Data from Statistics Estonia show that consumer price inflation was 3.4% in February, with prices up 1.3% on the previous month.Preliminary estimates put inflation in the euro area at 2% and prices had stopped falling in all the euro area countries according to the latest data from January. Higher inflation reduces the purchasing power of consumers, but it could be the long-awaited sign of increasing economic activity.

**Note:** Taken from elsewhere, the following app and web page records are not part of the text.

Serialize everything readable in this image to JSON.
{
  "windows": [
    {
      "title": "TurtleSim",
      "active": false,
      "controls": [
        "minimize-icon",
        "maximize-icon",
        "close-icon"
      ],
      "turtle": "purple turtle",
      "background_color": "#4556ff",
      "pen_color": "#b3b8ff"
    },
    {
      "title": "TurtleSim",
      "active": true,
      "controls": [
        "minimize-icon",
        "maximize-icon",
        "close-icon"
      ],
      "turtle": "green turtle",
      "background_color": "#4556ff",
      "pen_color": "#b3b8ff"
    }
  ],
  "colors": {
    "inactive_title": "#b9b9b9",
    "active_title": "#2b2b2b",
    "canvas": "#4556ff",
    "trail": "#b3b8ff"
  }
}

Inflation has risen mainly because of external factors, particularly the rise in the price of oil and food. Food prices are rising on the Estonian and European Union markets mainly because the oversupply that was exacerbated by the loss of the Russian market in 2014 has relented. A second reason is that the weather has been bad in southern Europe this year and the bad weather has harmed fruit and vegetable crops. Prices for unprocessed food, including garden produce, rose in the euro area at a record rate of 5.2% in February. More stable rises in commodities prices will be supported by the narrower fluctuations in the oil price on world markets after its jump to 55 dollars at the end of November following the OPEC agreement to cut production. Commodities prices on world markets are still relatively low in historical terms.

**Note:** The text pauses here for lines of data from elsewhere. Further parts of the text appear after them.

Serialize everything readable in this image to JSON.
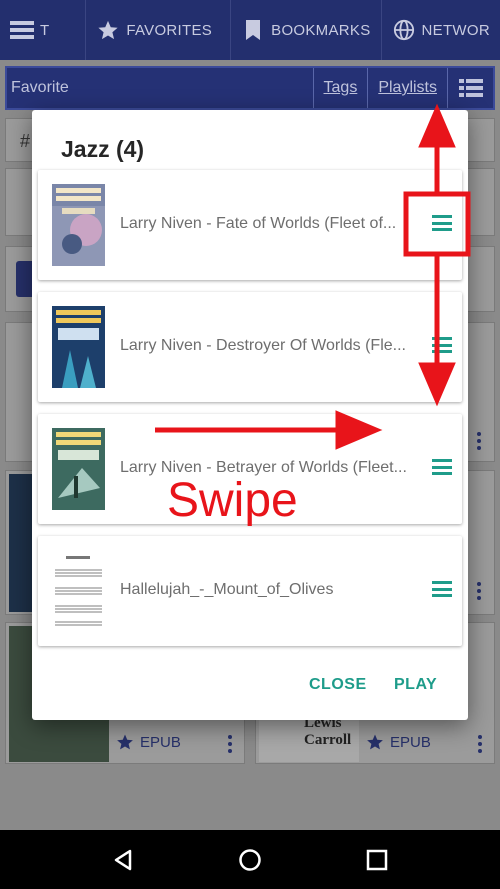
{
  "tabs": [
    {
      "label": "T",
      "icon": "menu-icon"
    },
    {
      "label": "FAVORITES",
      "icon": "star-icon"
    },
    {
      "label": "BOOKMARKS",
      "icon": "bookmark-icon"
    },
    {
      "label": "NETWOR",
      "icon": "globe-icon"
    }
  ],
  "subbar": {
    "title": "Favorite",
    "tags_label": "Tags",
    "playlists_label": "Playlists",
    "icon": "list-icon"
  },
  "background": {
    "hash_fragment": "#",
    "format_label": "EPUB",
    "format_label_2": "EPUB",
    "author_fragment": "Lewis\nCarroll"
  },
  "dialog": {
    "title": "Jazz (4)",
    "items": [
      {
        "name": "Larry Niven - Fate of Worlds (Fleet of...",
        "cover_color": "#5d6f8f",
        "cover_text": "LARRY NIVEN and EDWARD M. LERNER"
      },
      {
        "name": "Larry Niven - Destroyer Of Worlds (Fle...",
        "cover_color": "#1d3f6b",
        "cover_text": "LARRY NIVEN and EDWARD M. LERNER"
      },
      {
        "name": "Larry Niven - Betrayer of Worlds (Fleet...",
        "cover_color": "#3d6a60",
        "cover_text": "LARRY NIVEN and EDWARD M. LERNER"
      },
      {
        "name": "Hallelujah_-_Mount_of_Olives",
        "cover_color": "#ffffff",
        "cover_text": ""
      }
    ],
    "close_label": "CLOSE",
    "play_label": "PLAY"
  },
  "annotation": {
    "swipe_label": "Swipe"
  },
  "colors": {
    "primary": "#232f6e",
    "accent": "#1e9c8a",
    "annotation": "#e8141a"
  }
}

The causes of higher inflation in Estonia are about the same as those elsewhere in the euro area. Around one quarter of inflation in February was due to motor fuels being 23% more expensive than a year earlier, and the continuing broad-based rise in prices for food products. One reason that inflation in Estonia has been higher than the euro area average is that excise rates have risen. Excise on motor fuels, alcohol and tobacco lifted inflation by around one percentage point in February. Core inflation, which covers manufactured goods and services, has also picked up a little in recent months, and it reached 1.3% in February. It is mainly prices for services that have risen, while prices for manufactured goods have climbed more slowly because of cheap import prices.